- Estol CJ (March 1996). "Dr C. Miller Fisher and the history of carotid artery disease". Stroke 27 (3): 559–66.
- Truelsen T, Begg S, Mathers C. World Health Organization. The global burden of cerebrovascular disease. Global Burden of Disease 2000
- Giles MF, Rothwell PM. Risk of stroke early after transient ischaemic attack: a systematic review and meta-analysis. Lancet Neurol. Dec 2007;6(12):1063-72
- Kleindorfer D, Panagos P, Pancioli A, et al. Incidence and short-term prognosis of transient ischemic attack in a population-based study. Stroke. Apr 2005;36(4):720-3
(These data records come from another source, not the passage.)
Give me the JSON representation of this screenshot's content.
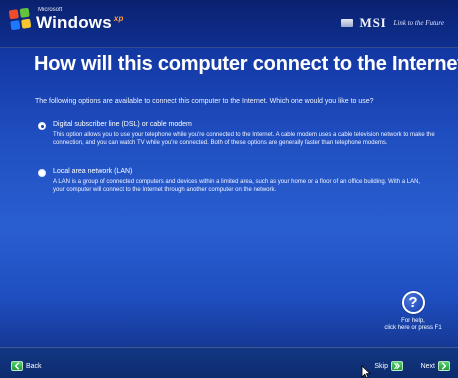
{
  "header": {
    "logo": {
      "small_text": "Microsoft",
      "brand_text": "Windows",
      "superscript": "xp"
    },
    "oem": {
      "brand": "MSI",
      "tagline": "Link to the Future"
    }
  },
  "main": {
    "title": "How will this computer connect to the Internet?",
    "intro": "The following options are available to connect this computer to the Internet. Which one would you like to use?",
    "options": [
      {
        "label": "Digital subscriber line (DSL) or cable modem",
        "description": "This option allows you to use your telephone while you're connected to the Internet. A cable modem uses a cable television network to make the connection, and you can watch TV while you're connected. Both of these options are generally faster than telephone modems.",
        "selected": true
      },
      {
        "label": "Local area network (LAN)",
        "description": "A LAN is a group of connected computers and devices within a limited area, such as your home or a floor of an office building. With a LAN, your computer will connect to the Internet through another computer on the network.",
        "selected": false
      }
    ]
  },
  "help": {
    "line1": "For help,",
    "line2": "click here or press F1"
  },
  "footer": {
    "back_label": "Back",
    "skip_label": "Skip",
    "next_label": "Next"
  },
  "colors": {
    "background_dark": "#0b2d87",
    "background_light": "#2a5fd1",
    "text": "#ffffff",
    "xp_orange": "#ff9d3b",
    "nav_green": "#1f9b39"
  },
  "icons": {
    "logo": "windows-flag-icon",
    "selected_radio": "radio-selected-icon",
    "unselected_radio": "radio-unselected-icon",
    "help": "help-icon",
    "back": "back-arrow-icon",
    "skip": "skip-arrow-icon",
    "next": "next-arrow-icon",
    "cursor": "mouse-pointer-icon"
  }
}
- Bots ML, van der Wilk EC, Koudstaal PJ, Hofman A, Grobbee DE. Transient neurological attacks in the general population. Prevalence, risk factors, and clinical relevance. Stroke. Apr 1997;28(4):768-73
- Sheehan OC, Merwick A, Kelly LA, et al. Diagnostic usefulness of the ABCD2 score to distinguish transient ischemic attack and minor ischemic stroke from noncerebrovascular events: the North Dublin TIA Study. Stroke 2009;40:3449–54